> _Entries supplied_:
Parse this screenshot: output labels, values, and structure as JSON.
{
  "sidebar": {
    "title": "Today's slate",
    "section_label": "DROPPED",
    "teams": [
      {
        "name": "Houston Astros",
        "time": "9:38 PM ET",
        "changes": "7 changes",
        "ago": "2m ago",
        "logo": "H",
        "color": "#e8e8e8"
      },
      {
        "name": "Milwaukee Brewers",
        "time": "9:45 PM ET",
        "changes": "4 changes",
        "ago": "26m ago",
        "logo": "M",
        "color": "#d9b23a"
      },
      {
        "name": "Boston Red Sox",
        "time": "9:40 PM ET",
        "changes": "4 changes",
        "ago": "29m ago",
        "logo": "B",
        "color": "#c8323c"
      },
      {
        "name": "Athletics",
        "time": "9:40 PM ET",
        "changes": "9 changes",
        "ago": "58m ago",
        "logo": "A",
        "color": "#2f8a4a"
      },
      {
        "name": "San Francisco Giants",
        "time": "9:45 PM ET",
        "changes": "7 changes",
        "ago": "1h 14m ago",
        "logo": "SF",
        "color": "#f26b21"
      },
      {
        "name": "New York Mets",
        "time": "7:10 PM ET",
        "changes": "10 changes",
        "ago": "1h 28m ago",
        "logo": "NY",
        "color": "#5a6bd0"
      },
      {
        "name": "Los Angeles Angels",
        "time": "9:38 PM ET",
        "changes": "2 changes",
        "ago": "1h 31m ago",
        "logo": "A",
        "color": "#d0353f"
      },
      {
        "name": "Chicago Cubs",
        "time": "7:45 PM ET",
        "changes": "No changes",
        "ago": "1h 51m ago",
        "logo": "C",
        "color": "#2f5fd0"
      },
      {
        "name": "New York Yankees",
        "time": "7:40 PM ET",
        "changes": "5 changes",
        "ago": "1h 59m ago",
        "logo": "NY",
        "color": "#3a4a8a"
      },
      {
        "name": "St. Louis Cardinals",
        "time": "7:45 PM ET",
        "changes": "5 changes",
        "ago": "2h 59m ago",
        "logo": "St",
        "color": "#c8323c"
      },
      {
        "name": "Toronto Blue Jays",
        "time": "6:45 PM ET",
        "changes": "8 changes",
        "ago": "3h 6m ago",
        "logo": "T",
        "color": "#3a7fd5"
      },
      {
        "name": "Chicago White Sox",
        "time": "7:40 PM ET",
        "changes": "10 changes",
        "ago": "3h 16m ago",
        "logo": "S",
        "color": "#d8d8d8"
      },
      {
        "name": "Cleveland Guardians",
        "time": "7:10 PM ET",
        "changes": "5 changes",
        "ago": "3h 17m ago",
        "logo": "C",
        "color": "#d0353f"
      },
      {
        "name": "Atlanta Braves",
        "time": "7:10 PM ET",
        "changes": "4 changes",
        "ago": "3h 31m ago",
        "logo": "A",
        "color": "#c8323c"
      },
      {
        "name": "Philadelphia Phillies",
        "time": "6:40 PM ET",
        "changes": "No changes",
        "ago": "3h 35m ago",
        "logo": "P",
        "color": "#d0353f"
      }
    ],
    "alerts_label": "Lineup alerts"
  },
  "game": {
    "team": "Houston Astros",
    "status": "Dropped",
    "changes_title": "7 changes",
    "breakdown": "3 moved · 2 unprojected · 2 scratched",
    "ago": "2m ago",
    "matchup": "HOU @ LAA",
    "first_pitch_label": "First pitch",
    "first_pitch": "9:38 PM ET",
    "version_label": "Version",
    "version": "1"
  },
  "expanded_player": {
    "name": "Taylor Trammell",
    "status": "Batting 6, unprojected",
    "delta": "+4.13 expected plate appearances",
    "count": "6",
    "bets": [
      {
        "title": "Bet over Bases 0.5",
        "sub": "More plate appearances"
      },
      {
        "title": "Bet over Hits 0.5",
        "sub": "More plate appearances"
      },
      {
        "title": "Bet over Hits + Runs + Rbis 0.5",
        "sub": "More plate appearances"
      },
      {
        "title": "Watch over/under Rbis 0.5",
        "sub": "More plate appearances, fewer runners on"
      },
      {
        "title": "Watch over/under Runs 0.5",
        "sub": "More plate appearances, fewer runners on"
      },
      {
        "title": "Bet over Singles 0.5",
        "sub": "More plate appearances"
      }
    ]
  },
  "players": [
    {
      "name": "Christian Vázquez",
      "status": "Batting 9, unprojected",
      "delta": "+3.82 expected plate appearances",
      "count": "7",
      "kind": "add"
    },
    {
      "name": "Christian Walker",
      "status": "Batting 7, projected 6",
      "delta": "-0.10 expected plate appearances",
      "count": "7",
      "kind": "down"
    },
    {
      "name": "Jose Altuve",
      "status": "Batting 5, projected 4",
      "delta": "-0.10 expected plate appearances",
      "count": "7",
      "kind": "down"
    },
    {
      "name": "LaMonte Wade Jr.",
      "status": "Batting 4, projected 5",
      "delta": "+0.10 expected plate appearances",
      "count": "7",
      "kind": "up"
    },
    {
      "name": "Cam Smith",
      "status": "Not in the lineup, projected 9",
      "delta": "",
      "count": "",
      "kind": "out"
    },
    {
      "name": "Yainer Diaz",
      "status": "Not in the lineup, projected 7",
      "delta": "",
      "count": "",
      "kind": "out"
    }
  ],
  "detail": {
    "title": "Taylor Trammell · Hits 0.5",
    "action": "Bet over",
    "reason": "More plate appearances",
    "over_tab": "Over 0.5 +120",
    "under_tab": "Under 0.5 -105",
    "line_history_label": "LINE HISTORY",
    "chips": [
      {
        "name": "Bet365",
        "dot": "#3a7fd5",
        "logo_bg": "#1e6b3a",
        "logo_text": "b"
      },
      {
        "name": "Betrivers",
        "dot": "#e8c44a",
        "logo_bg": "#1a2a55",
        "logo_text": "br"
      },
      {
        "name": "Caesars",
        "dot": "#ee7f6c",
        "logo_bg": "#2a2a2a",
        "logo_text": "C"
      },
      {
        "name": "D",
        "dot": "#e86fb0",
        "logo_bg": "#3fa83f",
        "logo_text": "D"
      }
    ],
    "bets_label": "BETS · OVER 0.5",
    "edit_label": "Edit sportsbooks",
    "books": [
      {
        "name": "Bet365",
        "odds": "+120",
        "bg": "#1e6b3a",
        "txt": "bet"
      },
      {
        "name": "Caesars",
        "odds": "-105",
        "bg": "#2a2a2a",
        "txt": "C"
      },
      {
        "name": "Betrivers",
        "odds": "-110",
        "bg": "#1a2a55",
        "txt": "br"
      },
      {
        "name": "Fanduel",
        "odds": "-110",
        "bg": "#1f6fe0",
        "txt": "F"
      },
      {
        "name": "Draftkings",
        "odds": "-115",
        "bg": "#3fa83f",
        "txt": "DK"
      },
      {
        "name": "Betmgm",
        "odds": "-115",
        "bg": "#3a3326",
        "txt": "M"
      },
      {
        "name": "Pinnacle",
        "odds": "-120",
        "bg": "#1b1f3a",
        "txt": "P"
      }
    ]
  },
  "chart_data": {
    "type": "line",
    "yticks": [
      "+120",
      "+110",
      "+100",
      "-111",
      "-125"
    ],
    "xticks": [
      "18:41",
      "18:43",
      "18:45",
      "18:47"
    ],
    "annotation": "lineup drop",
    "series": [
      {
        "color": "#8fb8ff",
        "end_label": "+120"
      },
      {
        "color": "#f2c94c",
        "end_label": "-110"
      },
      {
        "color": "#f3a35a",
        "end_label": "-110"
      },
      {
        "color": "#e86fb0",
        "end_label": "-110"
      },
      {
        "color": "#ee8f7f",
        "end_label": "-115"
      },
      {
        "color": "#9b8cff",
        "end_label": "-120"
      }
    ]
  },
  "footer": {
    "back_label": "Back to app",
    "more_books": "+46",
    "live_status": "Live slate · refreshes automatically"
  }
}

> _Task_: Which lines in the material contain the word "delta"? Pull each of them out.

> _Exercise answer_:
    "delta": "+4.13 expected plate appearances",
      "delta": "+3.82 expected plate appearances",
      "delta": "-0.10 expected plate appearances",
      "delta": "-0.10 expected plate appearances",
      "delta": "+0.10 expected plate appearances",
      "delta": "",
      "delta": "",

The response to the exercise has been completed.